::: DATASET RECORDS

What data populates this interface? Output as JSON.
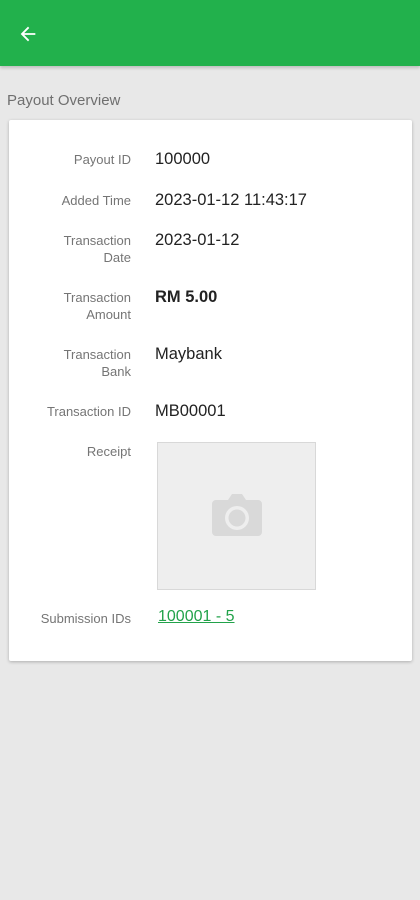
{
  "colors": {
    "appbar": "#22b14c",
    "link": "#22a24a",
    "background": "#e8e8e8"
  },
  "appbar": {
    "back_icon": "arrow-left-icon"
  },
  "section_title": "Payout Overview",
  "details": {
    "payout_id": {
      "label": "Payout ID",
      "value": "100000"
    },
    "added_time": {
      "label": "Added Time",
      "value": "2023-01-12 11:43:17"
    },
    "transaction_date": {
      "label_line1": "Transaction",
      "label_line2": "Date",
      "value": "2023-01-12"
    },
    "transaction_amount": {
      "label_line1": "Transaction",
      "label_line2": "Amount",
      "value": "RM 5.00"
    },
    "transaction_bank": {
      "label_line1": "Transaction",
      "label_line2": "Bank",
      "value": "Maybank"
    },
    "transaction_id": {
      "label": "Transaction ID",
      "value": "MB00001"
    },
    "receipt": {
      "label": "Receipt",
      "placeholder_icon": "camera-icon"
    },
    "submission_ids": {
      "label": "Submission IDs",
      "value": "100001 - 5"
    }
  }
}
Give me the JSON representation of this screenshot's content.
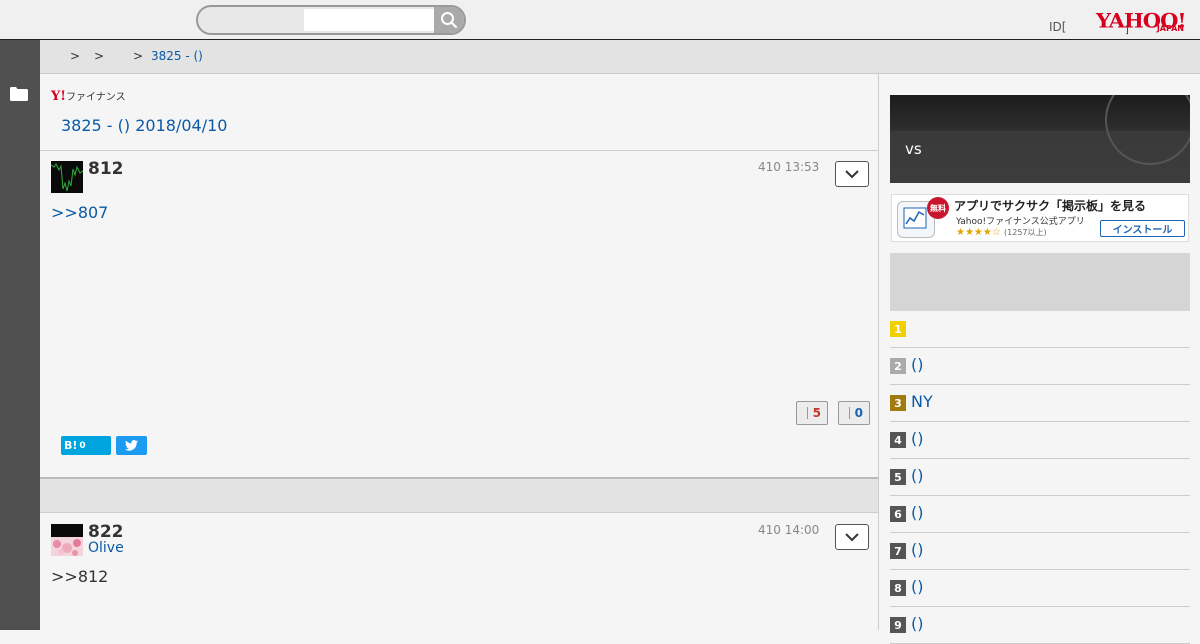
{
  "header": {
    "search_placeholder": "",
    "id_link": "ID[",
    "yahoo_logo_main": "YAHOO!",
    "yahoo_logo_sub": "JAPAN",
    "logo_tick": "]"
  },
  "breadcrumb": {
    "sep1": ">",
    "sep2": ">",
    "sep3": ">",
    "current": "3825 - ()"
  },
  "main": {
    "finance_logo_y": "Y!",
    "finance_logo_text": "ファイナンス",
    "title": "3825 - () 2018/04/10",
    "posts": [
      {
        "number": "812",
        "author": "",
        "date": "410 13:53",
        "body": ">>807",
        "likes": "5",
        "dislikes": "0",
        "hatena_count": "0",
        "hatena_label": "B!"
      },
      {
        "number": "822",
        "author": "Olive",
        "date": "410 14:00",
        "body": ">>812"
      }
    ]
  },
  "right": {
    "vs_banner": "vs",
    "app_ad": {
      "free_badge": "無料",
      "title": "アプリでサクサク「掲示板」を見る",
      "subtitle": "Yahoo!ファイナンス公式アプリ",
      "stars": "★★★★☆",
      "reviews": "(1257以上)",
      "install": "インストール"
    },
    "ranking": [
      {
        "rank": "1",
        "label": "",
        "color": "#f0d000"
      },
      {
        "rank": "2",
        "label": "()",
        "color": "#aaaaaa"
      },
      {
        "rank": "3",
        "label": "NY",
        "color": "#a07c10"
      },
      {
        "rank": "4",
        "label": "()",
        "color": "#555555"
      },
      {
        "rank": "5",
        "label": "()",
        "color": "#555555"
      },
      {
        "rank": "6",
        "label": "()",
        "color": "#555555"
      },
      {
        "rank": "7",
        "label": "()",
        "color": "#555555"
      },
      {
        "rank": "8",
        "label": "()",
        "color": "#555555"
      },
      {
        "rank": "9",
        "label": "()",
        "color": "#555555"
      }
    ]
  },
  "colors": {
    "link": "#0b5aa5",
    "yahoo_red": "#d8001f",
    "sidebar": "#505050"
  }
}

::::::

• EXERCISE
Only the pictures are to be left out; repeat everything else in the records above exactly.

• TASK SOLUTION
What data populates this interface? Output as JSON.
{
  "colors": {
    "appbar": "#22b14c",
    "link": "#22a24a",
    "background": "#e8e8e8"
  },
  "appbar": {
    "back_icon": "arrow-left-icon"
  },
  "section_title": "Payout Overview",
  "details": {
    "payout_id": {
      "label": "Payout ID",
      "value": "100000"
    },
    "added_time": {
      "label": "Added Time",
      "value": "2023-01-12 11:43:17"
    },
    "transaction_date": {
      "label_line1": "Transaction",
      "label_line2": "Date",
      "value": "2023-01-12"
    },
    "transaction_amount": {
      "label_line1": "Transaction",
      "label_line2": "Amount",
      "value": "RM 5.00"
    },
    "transaction_bank": {
      "label_line1": "Transaction",
      "label_line2": "Bank",
      "value": "Maybank"
    },
    "transaction_id": {
      "label": "Transaction ID",
      "value": "MB00001"
    },
    "receipt": {
      "label": "Receipt",
      "placeholder_icon": "camera-icon"
    },
    "submission_ids": {
      "label": "Submission IDs",
      "value": "100001 - 5"
    }
  }
}
Give me the JSON representation of this screenshot's content.
{
  "header": {
    "search_placeholder": "",
    "id_link": "ID[",
    "yahoo_logo_main": "YAHOO!",
    "yahoo_logo_sub": "JAPAN",
    "logo_tick": "]"
  },
  "breadcrumb": {
    "sep1": ">",
    "sep2": ">",
    "sep3": ">",
    "current": "3825 - ()"
  },
  "main": {
    "finance_logo_y": "Y!",
    "finance_logo_text": "ファイナンス",
    "title": "3825 - () 2018/04/10",
    "posts": [
      {
        "number": "812",
        "author": "",
        "date": "410 13:53",
        "body": ">>807",
        "likes": "5",
        "dislikes": "0",
        "hatena_count": "0",
        "hatena_label": "B!"
      },
      {
        "number": "822",
        "author": "Olive",
        "date": "410 14:00",
        "body": ">>812"
      }
    ]
  },
  "right": {
    "vs_banner": "vs",
    "app_ad": {
      "free_badge": "無料",
      "title": "アプリでサクサク「掲示板」を見る",
      "subtitle": "Yahoo!ファイナンス公式アプリ",
      "stars": "★★★★☆",
      "reviews": "(1257以上)",
      "install": "インストール"
    },
    "ranking": [
      {
        "rank": "1",
        "label": "",
        "color": "#f0d000"
      },
      {
        "rank": "2",
        "label": "()",
        "color": "#aaaaaa"
      },
      {
        "rank": "3",
        "label": "NY",
        "color": "#a07c10"
      },
      {
        "rank": "4",
        "label": "()",
        "color": "#555555"
      },
      {
        "rank": "5",
        "label": "()",
        "color": "#555555"
      },
      {
        "rank": "6",
        "label": "()",
        "color": "#555555"
      },
      {
        "rank": "7",
        "label": "()",
        "color": "#555555"
      },
      {
        "rank": "8",
        "label": "()",
        "color": "#555555"
      },
      {
        "rank": "9",
        "label": "()",
        "color": "#555555"
      }
    ]
  },
  "colors": {
    "link": "#0b5aa5",
    "yahoo_red": "#d8001f",
    "sidebar": "#505050"
  }
}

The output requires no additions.